* [What is being asked]:
Your answer must be a single number: how many lines in the records below contain the word "Sface".

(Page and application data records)
========

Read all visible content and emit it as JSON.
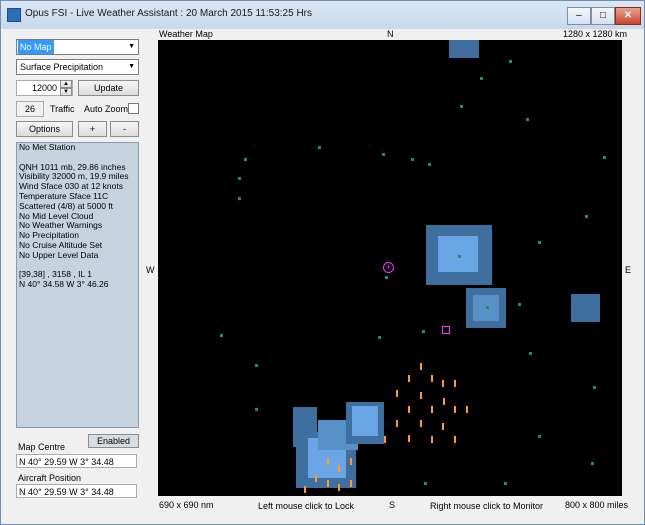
{
  "window": {
    "title": "Opus FSI - Live Weather Assistant : 20 March 2015  11:53:25 Hrs",
    "minimize": "–",
    "maximize": "□",
    "close": "✕"
  },
  "controls": {
    "map_select": "No Map",
    "layer_select": "Surface Precipitation",
    "altitude": "12000",
    "update": "Update",
    "traffic_count": "26",
    "traffic_label": "Traffic",
    "auto_zoom_label": "Auto Zoom",
    "options": "Options",
    "zoom_in": "+",
    "zoom_out": "-"
  },
  "info_lines": [
    "No Met Station",
    "",
    "QNH 1011 mb, 29.86 inches",
    "Visibility 32000 m, 19.9 miles",
    "Wind Sface 030 at 12 knots",
    "Temperature Sface 11C",
    "Scattered (4/8) at 5000 ft",
    "No Mid Level Cloud",
    "No Weather Warnings",
    "No Precipitation",
    "No Cruise Altitude Set",
    "No Upper Level Data",
    "",
    "[39,38] , 3158 , IL 1",
    "N 40° 34.58  W 3° 46.26"
  ],
  "map_centre": {
    "label": "Map Centre",
    "status": "Enabled",
    "value": "N 40° 29.59  W 3° 34.48"
  },
  "aircraft_position": {
    "label": "Aircraft Position",
    "value": "N 40° 29.59  W 3° 34.48"
  },
  "map": {
    "title": "Weather Map",
    "north": "N",
    "south": "S",
    "west": "W",
    "east": "E",
    "range_top": "1280 x 1280 km",
    "size_bottom_left": "690 x 690 nm",
    "hint_left": "Left mouse click to Lock",
    "hint_right": "Right mouse click to Monitor",
    "size_bottom_right": "800 x 800 miles"
  },
  "colors": {
    "map_bg": "#000000",
    "cloud_light": "#6aa6e6",
    "cloud_dark": "#3f6f9f",
    "aircraft": "#ff33ff",
    "rain": "#ff9933",
    "station": "#1f8f6e"
  }
}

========

* [Response to this task]:
2